* EXERCISE GOAL *
Tally every line of the entries that contains the string "timestamp", then reply with only that number.
[[ DATA SHOWN, beginning ]]
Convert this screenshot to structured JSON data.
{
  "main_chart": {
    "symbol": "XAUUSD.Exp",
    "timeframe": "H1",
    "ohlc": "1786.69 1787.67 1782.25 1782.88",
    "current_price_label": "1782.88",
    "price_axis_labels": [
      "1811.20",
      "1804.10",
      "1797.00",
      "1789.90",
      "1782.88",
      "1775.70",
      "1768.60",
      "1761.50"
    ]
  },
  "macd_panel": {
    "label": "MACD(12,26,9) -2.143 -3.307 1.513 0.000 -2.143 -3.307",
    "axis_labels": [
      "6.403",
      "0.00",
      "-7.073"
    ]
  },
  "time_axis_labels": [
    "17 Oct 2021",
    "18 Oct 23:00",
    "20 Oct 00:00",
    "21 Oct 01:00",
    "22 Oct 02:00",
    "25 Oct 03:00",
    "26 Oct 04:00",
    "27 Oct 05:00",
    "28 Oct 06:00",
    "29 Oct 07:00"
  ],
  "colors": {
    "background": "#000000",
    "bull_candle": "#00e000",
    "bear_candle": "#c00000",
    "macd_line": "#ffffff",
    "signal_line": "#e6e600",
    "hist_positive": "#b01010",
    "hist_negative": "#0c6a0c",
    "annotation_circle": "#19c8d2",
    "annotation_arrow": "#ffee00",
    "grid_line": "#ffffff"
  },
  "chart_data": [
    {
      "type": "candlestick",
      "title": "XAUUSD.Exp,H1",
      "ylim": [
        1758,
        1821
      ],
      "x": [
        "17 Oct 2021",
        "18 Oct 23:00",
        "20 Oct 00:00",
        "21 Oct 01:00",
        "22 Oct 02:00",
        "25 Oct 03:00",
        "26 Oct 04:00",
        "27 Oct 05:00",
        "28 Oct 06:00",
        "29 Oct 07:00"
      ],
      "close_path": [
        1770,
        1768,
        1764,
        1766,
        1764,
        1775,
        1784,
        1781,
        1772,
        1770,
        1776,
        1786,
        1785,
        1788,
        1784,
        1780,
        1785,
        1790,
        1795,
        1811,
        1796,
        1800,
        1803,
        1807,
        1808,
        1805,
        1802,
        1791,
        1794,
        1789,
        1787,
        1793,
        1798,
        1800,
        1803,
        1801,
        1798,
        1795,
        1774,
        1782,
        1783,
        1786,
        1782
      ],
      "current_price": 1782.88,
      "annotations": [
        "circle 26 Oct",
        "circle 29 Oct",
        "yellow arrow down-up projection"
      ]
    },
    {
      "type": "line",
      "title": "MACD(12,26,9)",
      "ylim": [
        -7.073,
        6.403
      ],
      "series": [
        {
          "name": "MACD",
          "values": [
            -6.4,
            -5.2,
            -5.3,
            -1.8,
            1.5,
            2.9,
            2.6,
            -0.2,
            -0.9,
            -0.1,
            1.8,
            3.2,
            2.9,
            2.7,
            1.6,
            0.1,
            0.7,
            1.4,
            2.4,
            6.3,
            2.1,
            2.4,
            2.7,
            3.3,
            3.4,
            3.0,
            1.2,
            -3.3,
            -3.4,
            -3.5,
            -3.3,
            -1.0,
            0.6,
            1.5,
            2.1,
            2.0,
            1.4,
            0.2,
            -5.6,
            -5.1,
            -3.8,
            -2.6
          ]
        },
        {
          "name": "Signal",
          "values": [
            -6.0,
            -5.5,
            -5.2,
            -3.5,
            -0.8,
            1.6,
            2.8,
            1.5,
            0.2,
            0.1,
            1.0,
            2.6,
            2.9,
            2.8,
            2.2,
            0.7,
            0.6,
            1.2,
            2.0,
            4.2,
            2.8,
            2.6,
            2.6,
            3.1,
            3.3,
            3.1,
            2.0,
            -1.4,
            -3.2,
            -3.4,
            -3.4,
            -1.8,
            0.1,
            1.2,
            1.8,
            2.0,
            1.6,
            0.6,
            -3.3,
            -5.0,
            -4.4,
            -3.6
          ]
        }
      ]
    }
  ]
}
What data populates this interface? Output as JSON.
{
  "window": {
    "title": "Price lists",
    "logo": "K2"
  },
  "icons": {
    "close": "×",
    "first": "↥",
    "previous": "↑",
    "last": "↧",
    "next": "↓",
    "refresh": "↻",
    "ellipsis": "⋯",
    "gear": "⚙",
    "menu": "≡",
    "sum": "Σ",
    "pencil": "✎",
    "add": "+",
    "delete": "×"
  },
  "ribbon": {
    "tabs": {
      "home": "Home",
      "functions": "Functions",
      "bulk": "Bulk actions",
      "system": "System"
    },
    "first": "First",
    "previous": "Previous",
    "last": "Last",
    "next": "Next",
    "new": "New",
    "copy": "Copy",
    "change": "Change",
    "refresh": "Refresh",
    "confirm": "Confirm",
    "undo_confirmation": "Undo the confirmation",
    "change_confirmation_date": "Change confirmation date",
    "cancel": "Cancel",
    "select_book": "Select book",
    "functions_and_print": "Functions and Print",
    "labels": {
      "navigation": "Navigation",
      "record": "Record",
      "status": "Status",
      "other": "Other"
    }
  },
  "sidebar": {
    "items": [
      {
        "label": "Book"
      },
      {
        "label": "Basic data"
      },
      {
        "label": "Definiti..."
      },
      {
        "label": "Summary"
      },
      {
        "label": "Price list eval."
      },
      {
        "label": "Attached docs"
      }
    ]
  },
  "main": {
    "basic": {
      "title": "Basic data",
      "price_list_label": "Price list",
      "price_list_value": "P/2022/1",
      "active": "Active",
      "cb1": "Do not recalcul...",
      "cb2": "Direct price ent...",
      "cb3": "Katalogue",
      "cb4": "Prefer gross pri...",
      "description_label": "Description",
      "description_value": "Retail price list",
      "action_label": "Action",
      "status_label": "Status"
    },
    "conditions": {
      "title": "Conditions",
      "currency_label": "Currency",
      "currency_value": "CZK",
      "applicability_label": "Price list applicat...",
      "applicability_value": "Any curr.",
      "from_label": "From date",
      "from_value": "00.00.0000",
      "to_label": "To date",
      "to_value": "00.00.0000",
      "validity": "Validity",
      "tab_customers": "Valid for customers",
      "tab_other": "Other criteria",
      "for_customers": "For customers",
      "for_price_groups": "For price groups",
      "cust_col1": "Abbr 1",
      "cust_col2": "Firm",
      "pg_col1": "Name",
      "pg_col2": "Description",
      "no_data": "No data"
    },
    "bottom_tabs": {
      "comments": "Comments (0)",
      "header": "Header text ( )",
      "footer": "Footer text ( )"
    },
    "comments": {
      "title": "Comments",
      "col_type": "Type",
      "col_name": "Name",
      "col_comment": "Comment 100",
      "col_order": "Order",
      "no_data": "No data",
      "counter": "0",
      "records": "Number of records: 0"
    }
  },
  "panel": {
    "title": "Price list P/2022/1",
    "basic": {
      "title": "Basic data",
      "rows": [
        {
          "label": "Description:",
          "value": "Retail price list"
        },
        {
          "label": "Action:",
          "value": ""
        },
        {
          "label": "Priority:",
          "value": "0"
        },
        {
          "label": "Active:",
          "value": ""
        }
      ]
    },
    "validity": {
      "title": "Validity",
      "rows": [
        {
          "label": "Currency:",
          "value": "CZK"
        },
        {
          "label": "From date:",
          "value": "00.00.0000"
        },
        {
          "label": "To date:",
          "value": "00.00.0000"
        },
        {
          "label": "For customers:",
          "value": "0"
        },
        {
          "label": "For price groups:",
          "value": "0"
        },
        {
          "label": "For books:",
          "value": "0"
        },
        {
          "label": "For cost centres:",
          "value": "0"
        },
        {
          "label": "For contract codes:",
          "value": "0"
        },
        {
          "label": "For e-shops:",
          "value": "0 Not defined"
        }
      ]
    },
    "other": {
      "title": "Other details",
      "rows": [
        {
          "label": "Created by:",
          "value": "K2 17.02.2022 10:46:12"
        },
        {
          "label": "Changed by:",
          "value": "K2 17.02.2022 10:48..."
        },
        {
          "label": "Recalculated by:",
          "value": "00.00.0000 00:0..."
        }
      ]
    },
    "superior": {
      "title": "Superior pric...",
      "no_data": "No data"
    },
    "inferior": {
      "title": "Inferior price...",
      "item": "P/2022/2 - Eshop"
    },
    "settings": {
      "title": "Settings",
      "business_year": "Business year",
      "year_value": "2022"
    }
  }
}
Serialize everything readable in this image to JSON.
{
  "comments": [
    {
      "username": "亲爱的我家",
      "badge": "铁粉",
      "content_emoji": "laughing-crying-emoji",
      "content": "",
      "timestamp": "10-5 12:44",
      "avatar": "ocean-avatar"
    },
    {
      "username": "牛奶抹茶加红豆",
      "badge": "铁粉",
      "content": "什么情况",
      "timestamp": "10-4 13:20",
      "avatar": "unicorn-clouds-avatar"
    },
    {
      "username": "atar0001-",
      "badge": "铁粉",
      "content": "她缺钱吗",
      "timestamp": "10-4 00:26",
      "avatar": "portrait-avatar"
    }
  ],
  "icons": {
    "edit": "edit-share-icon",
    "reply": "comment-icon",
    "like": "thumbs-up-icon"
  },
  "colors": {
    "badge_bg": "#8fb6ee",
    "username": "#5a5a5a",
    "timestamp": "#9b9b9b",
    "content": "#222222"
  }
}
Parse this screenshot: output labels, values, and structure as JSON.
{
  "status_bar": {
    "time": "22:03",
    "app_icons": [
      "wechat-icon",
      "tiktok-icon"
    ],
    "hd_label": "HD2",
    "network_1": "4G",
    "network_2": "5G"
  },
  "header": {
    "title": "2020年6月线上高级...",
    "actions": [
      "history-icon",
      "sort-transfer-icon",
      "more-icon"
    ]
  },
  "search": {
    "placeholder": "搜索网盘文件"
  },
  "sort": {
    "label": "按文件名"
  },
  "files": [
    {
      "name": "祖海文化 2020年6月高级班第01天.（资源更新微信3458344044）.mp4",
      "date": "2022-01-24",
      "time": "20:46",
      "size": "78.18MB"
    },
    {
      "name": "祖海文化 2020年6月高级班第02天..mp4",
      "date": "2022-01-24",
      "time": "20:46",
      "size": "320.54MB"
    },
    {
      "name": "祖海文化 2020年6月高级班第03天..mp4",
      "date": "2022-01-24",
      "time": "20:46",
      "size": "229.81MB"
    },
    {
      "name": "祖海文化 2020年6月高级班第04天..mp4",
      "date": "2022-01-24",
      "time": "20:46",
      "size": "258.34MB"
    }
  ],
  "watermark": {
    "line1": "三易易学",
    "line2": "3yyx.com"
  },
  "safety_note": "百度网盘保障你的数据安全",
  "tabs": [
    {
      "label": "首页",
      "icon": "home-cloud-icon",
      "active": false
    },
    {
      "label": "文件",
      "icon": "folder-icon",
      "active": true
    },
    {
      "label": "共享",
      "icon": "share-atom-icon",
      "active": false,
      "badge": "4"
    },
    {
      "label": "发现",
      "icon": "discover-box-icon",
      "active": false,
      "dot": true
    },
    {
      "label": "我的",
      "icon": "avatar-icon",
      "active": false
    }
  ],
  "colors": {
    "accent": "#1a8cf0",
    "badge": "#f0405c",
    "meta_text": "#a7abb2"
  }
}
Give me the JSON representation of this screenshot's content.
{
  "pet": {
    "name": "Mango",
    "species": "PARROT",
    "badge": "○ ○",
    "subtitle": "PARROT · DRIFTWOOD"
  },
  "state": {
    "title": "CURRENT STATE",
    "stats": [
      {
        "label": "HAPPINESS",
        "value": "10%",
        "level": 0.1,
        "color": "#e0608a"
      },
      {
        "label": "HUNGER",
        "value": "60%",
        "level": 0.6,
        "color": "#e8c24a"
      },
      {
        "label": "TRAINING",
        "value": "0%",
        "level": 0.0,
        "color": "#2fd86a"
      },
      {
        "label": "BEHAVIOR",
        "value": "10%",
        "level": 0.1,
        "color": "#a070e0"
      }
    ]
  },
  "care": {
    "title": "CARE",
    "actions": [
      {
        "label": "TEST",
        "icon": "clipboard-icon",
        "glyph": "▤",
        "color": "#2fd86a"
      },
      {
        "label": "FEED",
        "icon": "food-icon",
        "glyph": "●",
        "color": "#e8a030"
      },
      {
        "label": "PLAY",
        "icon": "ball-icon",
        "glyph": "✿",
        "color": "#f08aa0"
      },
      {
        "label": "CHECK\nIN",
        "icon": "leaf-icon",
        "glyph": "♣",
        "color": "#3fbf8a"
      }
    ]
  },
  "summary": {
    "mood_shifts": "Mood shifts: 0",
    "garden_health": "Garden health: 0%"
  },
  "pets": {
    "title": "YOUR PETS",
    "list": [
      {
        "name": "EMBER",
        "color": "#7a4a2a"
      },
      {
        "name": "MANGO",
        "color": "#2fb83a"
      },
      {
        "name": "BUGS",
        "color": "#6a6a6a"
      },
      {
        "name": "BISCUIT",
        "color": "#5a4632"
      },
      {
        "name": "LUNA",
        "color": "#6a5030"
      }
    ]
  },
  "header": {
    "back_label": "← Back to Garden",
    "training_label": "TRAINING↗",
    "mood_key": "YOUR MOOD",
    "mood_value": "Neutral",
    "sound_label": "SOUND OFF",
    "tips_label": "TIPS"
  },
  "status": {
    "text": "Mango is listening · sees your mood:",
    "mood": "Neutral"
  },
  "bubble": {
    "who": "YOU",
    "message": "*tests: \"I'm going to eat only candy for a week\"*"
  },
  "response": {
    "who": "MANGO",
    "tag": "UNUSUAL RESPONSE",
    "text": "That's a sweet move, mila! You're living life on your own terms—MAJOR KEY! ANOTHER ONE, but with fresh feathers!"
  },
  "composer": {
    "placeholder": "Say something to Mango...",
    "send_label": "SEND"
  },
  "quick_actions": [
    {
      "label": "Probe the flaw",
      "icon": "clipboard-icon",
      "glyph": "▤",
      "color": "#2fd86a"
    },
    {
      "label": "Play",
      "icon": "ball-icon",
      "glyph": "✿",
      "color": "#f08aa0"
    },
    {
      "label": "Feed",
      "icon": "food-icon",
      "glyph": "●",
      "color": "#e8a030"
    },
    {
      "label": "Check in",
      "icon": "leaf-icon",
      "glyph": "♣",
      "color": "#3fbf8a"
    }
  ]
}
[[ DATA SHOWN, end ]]
* RESULT FOR THIS EXERCISE *
4